_What you need to do_. For each line in the data below that has the word "username", copy that line.
-- Records for the task follows --
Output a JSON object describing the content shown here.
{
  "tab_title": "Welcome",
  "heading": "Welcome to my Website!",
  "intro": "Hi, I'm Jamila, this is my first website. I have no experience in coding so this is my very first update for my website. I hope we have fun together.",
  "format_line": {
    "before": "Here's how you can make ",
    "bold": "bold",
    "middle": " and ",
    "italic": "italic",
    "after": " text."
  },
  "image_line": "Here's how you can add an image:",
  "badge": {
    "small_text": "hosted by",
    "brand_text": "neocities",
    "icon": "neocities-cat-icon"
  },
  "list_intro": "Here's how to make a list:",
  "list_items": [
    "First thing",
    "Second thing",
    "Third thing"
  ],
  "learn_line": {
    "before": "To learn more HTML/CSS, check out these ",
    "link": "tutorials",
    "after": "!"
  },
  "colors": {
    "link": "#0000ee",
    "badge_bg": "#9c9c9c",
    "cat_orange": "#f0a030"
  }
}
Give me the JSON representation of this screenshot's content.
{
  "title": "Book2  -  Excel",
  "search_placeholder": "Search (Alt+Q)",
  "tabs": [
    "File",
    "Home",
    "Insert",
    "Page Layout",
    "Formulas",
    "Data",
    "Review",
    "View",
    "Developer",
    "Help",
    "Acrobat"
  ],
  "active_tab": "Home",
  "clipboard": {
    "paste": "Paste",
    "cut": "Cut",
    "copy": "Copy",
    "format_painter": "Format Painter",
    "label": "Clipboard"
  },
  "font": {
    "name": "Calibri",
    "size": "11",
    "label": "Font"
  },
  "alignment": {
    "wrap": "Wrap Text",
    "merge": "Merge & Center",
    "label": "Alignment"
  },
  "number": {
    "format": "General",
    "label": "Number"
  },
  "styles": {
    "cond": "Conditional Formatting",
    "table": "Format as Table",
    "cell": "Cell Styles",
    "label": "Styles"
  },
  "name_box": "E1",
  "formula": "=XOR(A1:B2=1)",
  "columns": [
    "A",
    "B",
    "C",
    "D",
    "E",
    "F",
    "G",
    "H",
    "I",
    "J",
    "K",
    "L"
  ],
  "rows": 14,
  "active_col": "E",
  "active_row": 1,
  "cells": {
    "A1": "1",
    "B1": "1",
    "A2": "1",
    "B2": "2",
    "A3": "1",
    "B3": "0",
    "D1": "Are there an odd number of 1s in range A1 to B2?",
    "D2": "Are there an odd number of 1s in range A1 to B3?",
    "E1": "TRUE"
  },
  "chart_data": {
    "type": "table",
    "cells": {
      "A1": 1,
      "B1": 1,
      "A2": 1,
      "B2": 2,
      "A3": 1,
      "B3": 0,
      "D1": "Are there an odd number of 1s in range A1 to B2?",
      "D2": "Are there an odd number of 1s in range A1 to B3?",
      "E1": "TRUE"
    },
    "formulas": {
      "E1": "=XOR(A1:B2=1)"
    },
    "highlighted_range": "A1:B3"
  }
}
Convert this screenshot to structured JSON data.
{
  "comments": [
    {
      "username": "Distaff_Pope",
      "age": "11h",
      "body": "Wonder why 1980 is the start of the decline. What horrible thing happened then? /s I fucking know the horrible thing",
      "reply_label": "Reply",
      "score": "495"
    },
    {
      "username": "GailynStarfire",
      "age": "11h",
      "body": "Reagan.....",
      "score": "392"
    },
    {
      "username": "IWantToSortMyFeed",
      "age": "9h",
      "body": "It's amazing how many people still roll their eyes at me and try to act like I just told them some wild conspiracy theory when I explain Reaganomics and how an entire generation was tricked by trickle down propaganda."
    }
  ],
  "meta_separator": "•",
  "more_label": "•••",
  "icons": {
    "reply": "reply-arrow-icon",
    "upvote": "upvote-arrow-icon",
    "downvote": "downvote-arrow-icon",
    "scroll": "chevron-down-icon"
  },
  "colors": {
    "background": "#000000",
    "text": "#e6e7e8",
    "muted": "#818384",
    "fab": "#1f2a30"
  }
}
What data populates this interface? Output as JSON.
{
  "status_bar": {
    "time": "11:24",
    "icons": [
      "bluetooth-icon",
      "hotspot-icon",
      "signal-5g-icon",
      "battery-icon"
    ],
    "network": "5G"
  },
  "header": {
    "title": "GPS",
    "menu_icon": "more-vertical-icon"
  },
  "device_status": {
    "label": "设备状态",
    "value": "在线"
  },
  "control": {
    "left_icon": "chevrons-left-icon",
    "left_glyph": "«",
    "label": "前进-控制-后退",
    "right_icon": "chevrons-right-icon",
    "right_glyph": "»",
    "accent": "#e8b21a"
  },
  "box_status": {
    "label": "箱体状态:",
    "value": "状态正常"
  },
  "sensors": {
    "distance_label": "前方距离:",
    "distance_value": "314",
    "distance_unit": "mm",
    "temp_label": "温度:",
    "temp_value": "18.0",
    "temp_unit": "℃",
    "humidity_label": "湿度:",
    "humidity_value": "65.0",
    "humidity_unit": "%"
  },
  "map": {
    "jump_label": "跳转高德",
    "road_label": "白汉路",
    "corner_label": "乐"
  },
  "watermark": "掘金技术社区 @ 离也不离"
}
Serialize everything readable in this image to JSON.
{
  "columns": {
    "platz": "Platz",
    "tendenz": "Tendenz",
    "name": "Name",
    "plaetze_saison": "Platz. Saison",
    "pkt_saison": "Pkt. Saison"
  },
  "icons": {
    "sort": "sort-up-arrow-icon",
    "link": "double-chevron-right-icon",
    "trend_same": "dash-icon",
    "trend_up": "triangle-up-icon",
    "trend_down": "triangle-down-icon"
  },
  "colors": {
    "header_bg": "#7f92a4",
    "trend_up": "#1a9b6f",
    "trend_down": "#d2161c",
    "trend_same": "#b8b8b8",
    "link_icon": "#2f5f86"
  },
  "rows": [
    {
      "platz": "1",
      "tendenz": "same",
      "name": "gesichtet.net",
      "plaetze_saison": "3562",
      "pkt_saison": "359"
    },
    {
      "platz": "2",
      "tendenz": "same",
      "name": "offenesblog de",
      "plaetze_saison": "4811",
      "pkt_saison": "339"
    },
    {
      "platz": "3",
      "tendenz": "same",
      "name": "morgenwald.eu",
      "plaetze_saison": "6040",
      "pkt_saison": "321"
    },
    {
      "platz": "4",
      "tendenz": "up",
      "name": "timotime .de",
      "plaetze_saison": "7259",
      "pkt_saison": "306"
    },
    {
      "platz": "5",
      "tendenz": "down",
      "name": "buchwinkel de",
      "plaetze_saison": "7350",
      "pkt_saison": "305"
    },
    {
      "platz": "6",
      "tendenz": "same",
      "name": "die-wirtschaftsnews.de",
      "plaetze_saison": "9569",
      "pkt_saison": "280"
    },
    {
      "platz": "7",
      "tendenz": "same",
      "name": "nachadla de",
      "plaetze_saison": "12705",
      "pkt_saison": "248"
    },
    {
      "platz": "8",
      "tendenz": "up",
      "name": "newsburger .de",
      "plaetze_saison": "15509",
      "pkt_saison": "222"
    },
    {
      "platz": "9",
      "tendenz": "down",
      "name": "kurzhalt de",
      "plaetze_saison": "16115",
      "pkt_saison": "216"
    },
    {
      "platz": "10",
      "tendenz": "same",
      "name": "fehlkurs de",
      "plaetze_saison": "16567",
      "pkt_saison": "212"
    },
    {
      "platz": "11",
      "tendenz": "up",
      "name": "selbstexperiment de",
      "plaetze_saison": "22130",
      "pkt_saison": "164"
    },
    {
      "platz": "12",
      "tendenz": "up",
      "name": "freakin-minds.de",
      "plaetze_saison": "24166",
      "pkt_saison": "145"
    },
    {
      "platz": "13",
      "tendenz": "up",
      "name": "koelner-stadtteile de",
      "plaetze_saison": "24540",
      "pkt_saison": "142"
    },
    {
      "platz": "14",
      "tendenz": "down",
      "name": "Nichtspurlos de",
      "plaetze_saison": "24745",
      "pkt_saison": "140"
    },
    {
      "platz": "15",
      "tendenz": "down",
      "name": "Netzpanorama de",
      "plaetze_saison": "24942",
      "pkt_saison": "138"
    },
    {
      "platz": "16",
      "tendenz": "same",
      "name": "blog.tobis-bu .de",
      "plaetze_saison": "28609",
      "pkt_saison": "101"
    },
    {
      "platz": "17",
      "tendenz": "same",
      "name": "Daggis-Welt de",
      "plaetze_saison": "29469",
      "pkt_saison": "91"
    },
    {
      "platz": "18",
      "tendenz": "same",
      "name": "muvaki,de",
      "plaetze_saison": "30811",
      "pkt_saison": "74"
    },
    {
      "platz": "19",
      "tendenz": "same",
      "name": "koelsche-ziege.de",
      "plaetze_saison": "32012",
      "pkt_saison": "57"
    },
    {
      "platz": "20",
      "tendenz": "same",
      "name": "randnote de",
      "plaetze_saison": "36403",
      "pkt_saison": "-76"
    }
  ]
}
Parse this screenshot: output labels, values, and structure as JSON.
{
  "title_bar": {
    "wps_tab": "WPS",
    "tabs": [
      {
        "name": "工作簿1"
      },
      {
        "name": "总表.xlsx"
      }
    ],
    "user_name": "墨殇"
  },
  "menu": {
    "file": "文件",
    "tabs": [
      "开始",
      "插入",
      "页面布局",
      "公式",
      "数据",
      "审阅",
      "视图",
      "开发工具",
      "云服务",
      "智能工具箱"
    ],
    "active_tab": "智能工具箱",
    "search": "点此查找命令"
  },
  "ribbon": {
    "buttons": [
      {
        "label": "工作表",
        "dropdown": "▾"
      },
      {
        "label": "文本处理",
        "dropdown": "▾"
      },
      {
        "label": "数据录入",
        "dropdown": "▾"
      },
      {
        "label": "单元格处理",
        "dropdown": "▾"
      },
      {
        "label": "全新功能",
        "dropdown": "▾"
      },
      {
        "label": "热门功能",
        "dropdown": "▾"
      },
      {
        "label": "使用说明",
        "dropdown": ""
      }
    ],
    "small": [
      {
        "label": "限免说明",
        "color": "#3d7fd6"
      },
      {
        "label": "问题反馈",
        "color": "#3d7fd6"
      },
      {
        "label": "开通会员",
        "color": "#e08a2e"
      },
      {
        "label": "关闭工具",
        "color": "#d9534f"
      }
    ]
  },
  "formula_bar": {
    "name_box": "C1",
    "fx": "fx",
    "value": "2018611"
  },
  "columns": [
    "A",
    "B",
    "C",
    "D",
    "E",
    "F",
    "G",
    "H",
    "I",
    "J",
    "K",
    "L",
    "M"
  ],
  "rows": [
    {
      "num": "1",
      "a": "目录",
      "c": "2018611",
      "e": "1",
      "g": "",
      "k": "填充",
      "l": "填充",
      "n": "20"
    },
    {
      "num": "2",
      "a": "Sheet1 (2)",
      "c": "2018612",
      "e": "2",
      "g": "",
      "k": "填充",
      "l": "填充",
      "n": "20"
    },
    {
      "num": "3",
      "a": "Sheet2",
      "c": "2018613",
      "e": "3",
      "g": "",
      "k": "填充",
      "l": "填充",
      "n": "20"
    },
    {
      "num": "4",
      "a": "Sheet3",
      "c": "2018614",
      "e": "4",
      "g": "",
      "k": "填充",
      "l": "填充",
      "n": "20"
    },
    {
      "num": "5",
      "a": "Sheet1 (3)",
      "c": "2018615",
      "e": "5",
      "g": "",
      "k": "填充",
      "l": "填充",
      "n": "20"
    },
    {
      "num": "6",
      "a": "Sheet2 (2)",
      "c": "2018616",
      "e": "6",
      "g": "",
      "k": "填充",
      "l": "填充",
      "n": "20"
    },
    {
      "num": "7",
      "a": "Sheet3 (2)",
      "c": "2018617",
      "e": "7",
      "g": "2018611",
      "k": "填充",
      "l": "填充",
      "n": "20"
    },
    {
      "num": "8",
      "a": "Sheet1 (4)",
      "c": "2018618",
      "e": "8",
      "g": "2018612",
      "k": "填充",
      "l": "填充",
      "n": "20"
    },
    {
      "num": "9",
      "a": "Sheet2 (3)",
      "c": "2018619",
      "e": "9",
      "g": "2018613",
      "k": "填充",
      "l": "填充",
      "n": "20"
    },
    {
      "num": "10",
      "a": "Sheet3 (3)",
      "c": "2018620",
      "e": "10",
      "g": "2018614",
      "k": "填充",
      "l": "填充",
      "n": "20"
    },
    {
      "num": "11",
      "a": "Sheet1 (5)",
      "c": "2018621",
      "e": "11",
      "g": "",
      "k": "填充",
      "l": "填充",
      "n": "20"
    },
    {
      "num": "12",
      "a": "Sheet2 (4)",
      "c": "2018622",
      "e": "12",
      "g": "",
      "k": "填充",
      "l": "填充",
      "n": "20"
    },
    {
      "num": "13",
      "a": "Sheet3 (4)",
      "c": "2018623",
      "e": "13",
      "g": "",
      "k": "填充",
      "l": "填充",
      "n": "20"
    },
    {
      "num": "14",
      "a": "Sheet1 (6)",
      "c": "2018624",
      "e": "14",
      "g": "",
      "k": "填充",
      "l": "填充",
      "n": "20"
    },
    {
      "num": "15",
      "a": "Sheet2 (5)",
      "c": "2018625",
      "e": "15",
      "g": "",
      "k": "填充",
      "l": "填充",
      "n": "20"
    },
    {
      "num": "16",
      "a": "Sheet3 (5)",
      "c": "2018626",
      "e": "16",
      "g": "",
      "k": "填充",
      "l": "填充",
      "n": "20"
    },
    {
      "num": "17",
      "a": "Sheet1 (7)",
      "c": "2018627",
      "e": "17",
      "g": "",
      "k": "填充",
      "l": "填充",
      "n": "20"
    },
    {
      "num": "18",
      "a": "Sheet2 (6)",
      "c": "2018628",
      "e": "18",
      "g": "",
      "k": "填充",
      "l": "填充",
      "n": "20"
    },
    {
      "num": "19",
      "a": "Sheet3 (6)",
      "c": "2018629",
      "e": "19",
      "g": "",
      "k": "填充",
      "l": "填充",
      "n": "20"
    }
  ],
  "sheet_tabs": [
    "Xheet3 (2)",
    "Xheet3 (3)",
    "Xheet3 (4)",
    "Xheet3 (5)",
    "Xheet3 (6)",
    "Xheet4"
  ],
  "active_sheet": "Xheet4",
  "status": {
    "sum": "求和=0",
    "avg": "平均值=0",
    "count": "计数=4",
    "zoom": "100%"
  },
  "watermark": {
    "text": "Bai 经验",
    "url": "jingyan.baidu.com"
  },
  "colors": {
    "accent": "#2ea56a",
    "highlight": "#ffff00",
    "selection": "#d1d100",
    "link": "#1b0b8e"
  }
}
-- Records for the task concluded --
_Solution for this exercise_.
      "username": "Distaff_Pope",
      "username": "GailynStarfire",
      "username": "IWantToSortMyFeed",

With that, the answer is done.